Do you think mentioning more facts and figures increases your likelihood of buying a product?
Or trusting a company more, so the next time you want that product, you’ll go straight to that company and give them preference?
Hell yes! See these advertisements. Saw something in common?
If you look closely, you’ll observe that both mainly focus on data to convince you that their product is the best.
Apple especially, has mastered this approach. They combine a killing hook with data and design and we all go gaga over it.
If you remember, we discussed this type of persuasion in the previous issue. It’s a form of Logos or persuasion by logic or fact and figures.
They show you all they have to offer and leave the decision of deciding if their product is the best.
And because I mentioned Apple, here you can see another example. By the way, their website is full of examples.
Now let’s move to the next category.
We Make Your Trust Count
Though it’s a pot of gold for every company, it’s a necessity for some.
Can you think of some companies for whom your trust is a necessity? It’s financial institutions or fin-tech companies.
You can trust XYZ companies with your morning cereal or trousers, but you won’t trust them with your money. Hence, you’ll see a lot of fin-tech companies, if not all, advertising about:
how secure they are
how credible they are
and you can trust them with your money.
Look at some copies below:
American Express went one step further and even trademarked the phrase “The Powerful Backing.”
And the only words in MasterCard’s copy are “For a rainy day.”
Noticed how they are putting the trust factor to the forefront, and want you to think of them as credible?
This is a good application of the persuasion practice of Ethos or persuading by leveraging character and/or credibility.
Just feel good and give us the money
aka the companies that persuade you by playing with your emotions. Not quite literally.
Making an emotional connect with you is their prime focus. Because their product is not so special and the only thing their product sells on is their brand.
A popular example:
How do you taste feelings?
You should better gift ”your feelings” to your crushes. Maybe then they will start to pay you attention.
The thing they are doing behind the scenes is persuading you by leveraging emotions. This way of persuasion is called Pathos.
They want you to feel in a certain way. In the case of Coca-Cola, they want you to feel joyful.
The cover of this article has an ad copy of Nike? They also use this same strategy. They want to instill in you the feeling of sportsmanship. They want you to feel enthusiastic.

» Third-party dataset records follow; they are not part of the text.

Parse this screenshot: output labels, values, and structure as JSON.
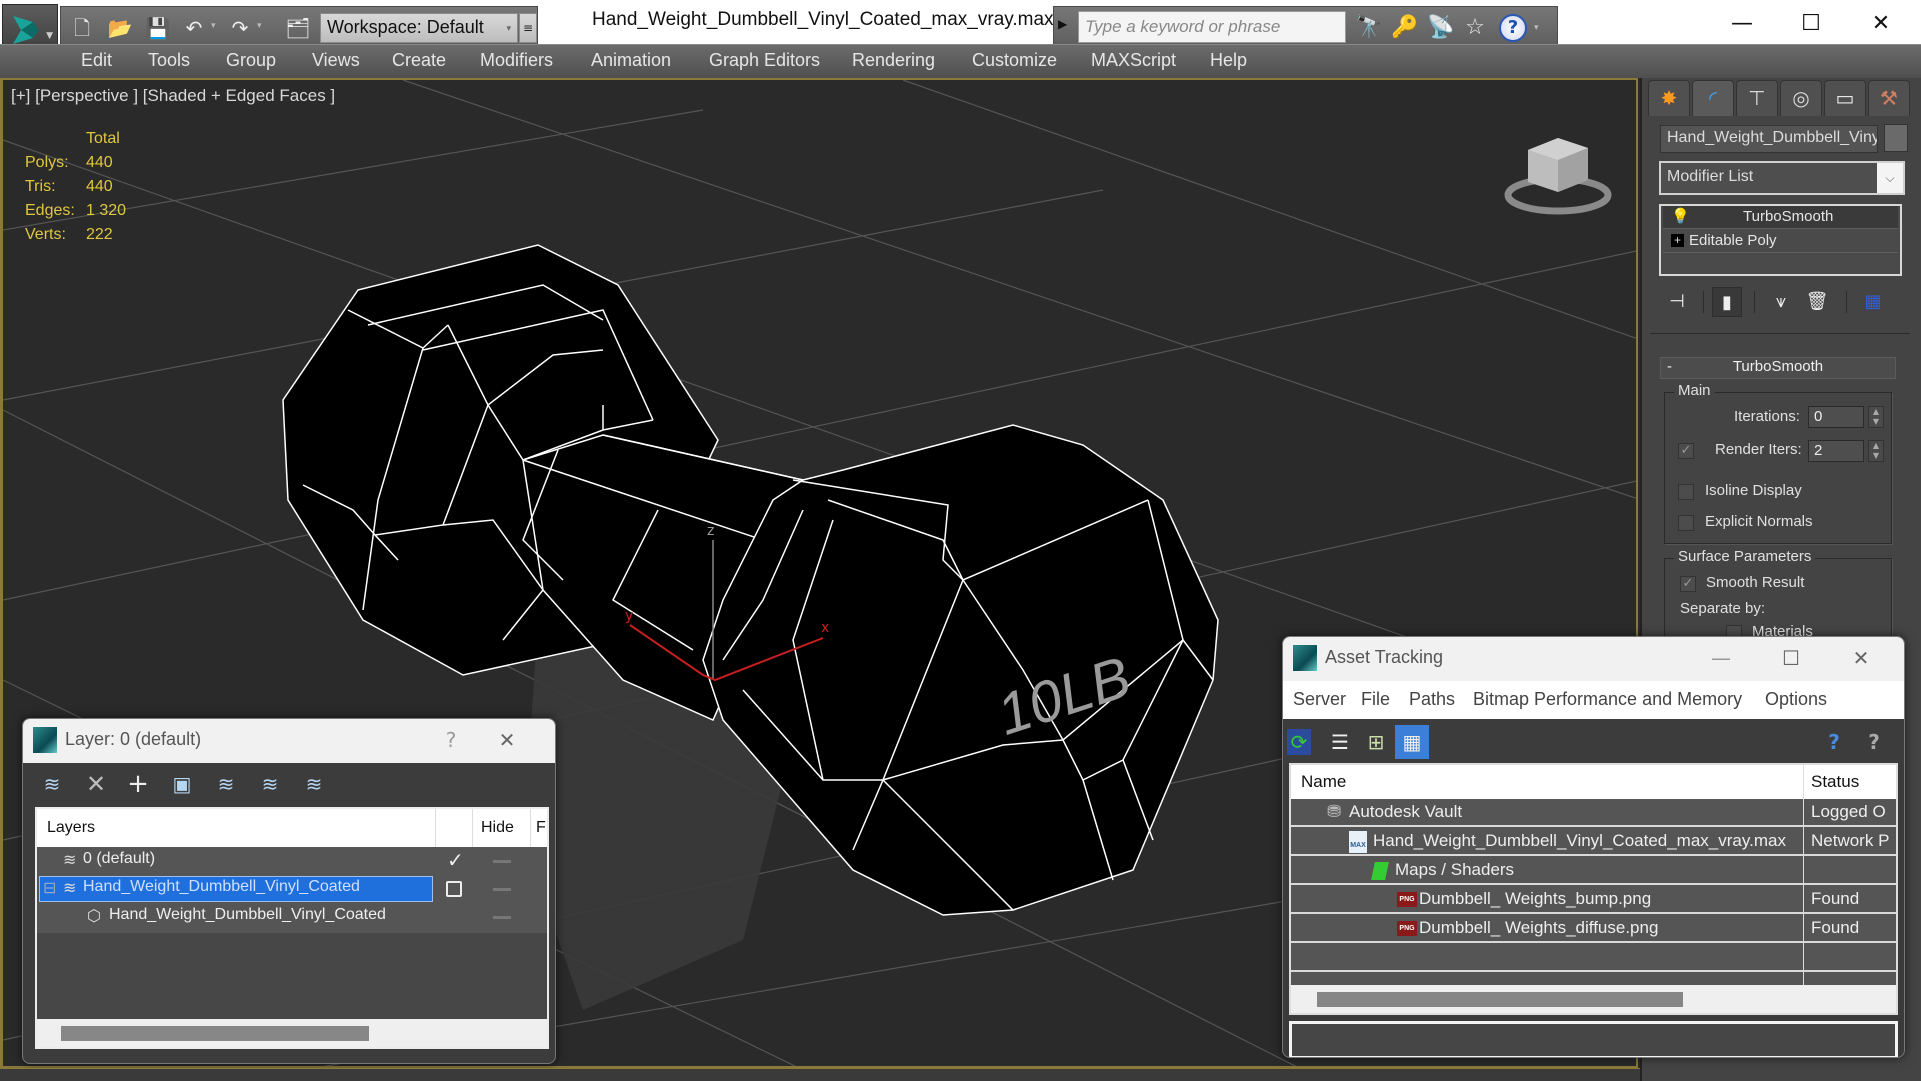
{
  "window": {
    "title": "Hand_Weight_Dumbbell_Vinyl_Coated_max_vray.max",
    "workspace_label": "Workspace: Default",
    "search_placeholder": "Type a keyword or phrase",
    "help_label": "?",
    "minimize": "—",
    "maximize": "☐",
    "close": "✕"
  },
  "quick_access": [
    {
      "icon": "new-file-icon",
      "glyph": "🗋"
    },
    {
      "icon": "open-folder-icon",
      "glyph": "📂"
    },
    {
      "icon": "save-icon",
      "glyph": "💾"
    },
    {
      "icon": "undo-icon",
      "glyph": "↶"
    },
    {
      "icon": "redo-icon",
      "glyph": "↷"
    },
    {
      "icon": "project-folder-icon",
      "glyph": "🗂"
    }
  ],
  "search_icons": [
    {
      "icon": "binoculars-icon",
      "glyph": "🔭"
    },
    {
      "icon": "key-icon",
      "glyph": "🔑"
    },
    {
      "icon": "satellite-icon",
      "glyph": "📡"
    },
    {
      "icon": "star-icon",
      "glyph": "☆"
    }
  ],
  "menu": [
    "Edit",
    "Tools",
    "Group",
    "Views",
    "Create",
    "Modifiers",
    "Animation",
    "Graph Editors",
    "Rendering",
    "Customize",
    "MAXScript",
    "Help"
  ],
  "viewport": {
    "label": "[+] [Perspective ] [Shaded + Edged Faces ]",
    "stats": {
      "header": "Total",
      "rows": [
        {
          "label": "Polys:",
          "value": "440"
        },
        {
          "label": "Tris:",
          "value": "440"
        },
        {
          "label": "Edges:",
          "value": "1 320"
        },
        {
          "label": "Verts:",
          "value": "222"
        }
      ]
    },
    "model_text": "10LB",
    "axis": {
      "x": "x",
      "y": "y",
      "z": "z"
    },
    "colors": {
      "stats": "#e0c840",
      "axis": "#c8201e",
      "wire": "#ffffff"
    }
  },
  "command_panel": {
    "tabs": [
      {
        "icon": "create-icon",
        "glyph": "✸",
        "color": "#ff9a20"
      },
      {
        "icon": "modify-icon",
        "glyph": "◜",
        "color": "#3fa6ff"
      },
      {
        "icon": "hierarchy-icon",
        "glyph": "⊤",
        "color": "#d8d8d8"
      },
      {
        "icon": "motion-icon",
        "glyph": "◎",
        "color": "#d8d8d8"
      },
      {
        "icon": "display-icon",
        "glyph": "▭",
        "color": "#e8e8e8"
      },
      {
        "icon": "utilities-icon",
        "glyph": "⚒",
        "color": "#d08060"
      }
    ],
    "object_name": "Hand_Weight_Dumbbell_Vinyl_Coated",
    "modifier_list": "Modifier List",
    "stack": [
      {
        "label": "TurboSmooth",
        "icon": "lightbulb-icon"
      },
      {
        "label": "Editable Poly",
        "icon": "expand-plus-icon"
      }
    ],
    "stack_tools": [
      {
        "icon": "pin-stack-icon",
        "glyph": "⊣"
      },
      {
        "icon": "show-end-result-icon",
        "glyph": "▮"
      },
      {
        "icon": "make-unique-icon",
        "glyph": "⩛"
      },
      {
        "icon": "remove-modifier-icon",
        "glyph": "🗑"
      },
      {
        "icon": "configure-sets-icon",
        "glyph": "▦"
      }
    ],
    "rollout": {
      "title": "TurboSmooth",
      "collapse": "-",
      "main_group": "Main",
      "iterations_label": "Iterations:",
      "iterations": "0",
      "render_iters_label": "Render Iters:",
      "render_iters": "2",
      "render_iters_checked": true,
      "isoline_label": "Isoline Display",
      "isoline_checked": false,
      "explicit_normals_label": "Explicit Normals",
      "explicit_normals_checked": false,
      "surface_group": "Surface Parameters",
      "smooth_result_label": "Smooth Result",
      "smooth_result_checked": true,
      "separate_by_label": "Separate by:",
      "materials_label": "Materials"
    }
  },
  "layer_dialog": {
    "title": "Layer: 0 (default)",
    "help": "?",
    "close": "✕",
    "toolbar": [
      {
        "icon": "new-layer-icon",
        "glyph": "≋"
      },
      {
        "icon": "delete-layer-icon",
        "glyph": "✕"
      },
      {
        "icon": "add-to-layer-icon",
        "glyph": "+"
      },
      {
        "icon": "select-objects-icon",
        "glyph": "▣"
      },
      {
        "icon": "select-layer-icon",
        "glyph": "≋"
      },
      {
        "icon": "highlight-layer-icon",
        "glyph": "≋"
      },
      {
        "icon": "freeze-layer-icon",
        "glyph": "≋"
      }
    ],
    "columns": {
      "name": "Layers",
      "hide": "Hide",
      "freeze": "F"
    },
    "rows": [
      {
        "name": "0 (default)",
        "current": "✓",
        "indent": 1
      },
      {
        "name": "Hand_Weight_Dumbbell_Vinyl_Coated",
        "expander": "⊟",
        "current": "",
        "indent": 1,
        "selected": true
      },
      {
        "name": "Hand_Weight_Dumbbell_Vinyl_Coated",
        "indent": 2,
        "object": true
      }
    ],
    "selection_color": "#1f6fdd"
  },
  "asset_tracking": {
    "title": "Asset Tracking",
    "minimize": "—",
    "maximize": "☐",
    "close": "✕",
    "menu": [
      "Server",
      "File",
      "Paths",
      "Bitmap Performance and Memory",
      "Options"
    ],
    "toolbar": [
      {
        "icon": "refresh-icon",
        "glyph": "⟳"
      },
      {
        "icon": "list-view-icon",
        "glyph": "☰"
      },
      {
        "icon": "tree-view-icon",
        "glyph": "⊞"
      },
      {
        "icon": "table-view-icon",
        "glyph": "▦",
        "active": true
      }
    ],
    "help_icons": [
      {
        "icon": "vault-help-icon",
        "glyph": "?"
      },
      {
        "icon": "context-help-icon",
        "glyph": "?"
      }
    ],
    "columns": {
      "name": "Name",
      "status": "Status"
    },
    "rows": [
      {
        "name": "Autodesk Vault",
        "status": "Logged O",
        "icon": "vault-icon",
        "indent": 1
      },
      {
        "name": "Hand_Weight_Dumbbell_Vinyl_Coated_max_vray.max",
        "status": "Network P",
        "icon": "max-file-icon",
        "indent": 2
      },
      {
        "name": "Maps / Shaders",
        "status": "",
        "icon": "maps-icon",
        "indent": 3
      },
      {
        "name": "Dumbbell_ Weights_bump.png",
        "status": "Found",
        "icon": "png-icon",
        "indent": 4
      },
      {
        "name": "Dumbbell_ Weights_diffuse.png",
        "status": "Found",
        "icon": "png-icon",
        "indent": 4
      },
      {
        "name": "",
        "status": ""
      },
      {
        "name": "",
        "status": ""
      }
    ]
  }
}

We associate Nike and ”Just Do It” with achieving the impossible. A feeling of winning.
Have you noticed this form of persuasion anywhere else?
A good example would be luxury goods. Just look at the ad copies:
There’s little to nothing about the product.
It’s all about ”how you will feel after owning it.”
They sell emotions, more than the products. That’s how they are able to charge you that premium price.
Now that you know about the persuasion technique used in the advertisement, here’s an excercise for you.
Can you tell what persuasion tactics are used in this ad copy?
It’s even better if you are able to point out more than one.
And then there are these types of exceptions that have no explanation other than creativity. Well done Pepsi!
I hope you enjoyed this issue of Be Curious. Thanks for reading!
Let me know more by answering this poll, commenting on the post, or by simply replying to the email. I am all ears. Bye!
Great analysis here!!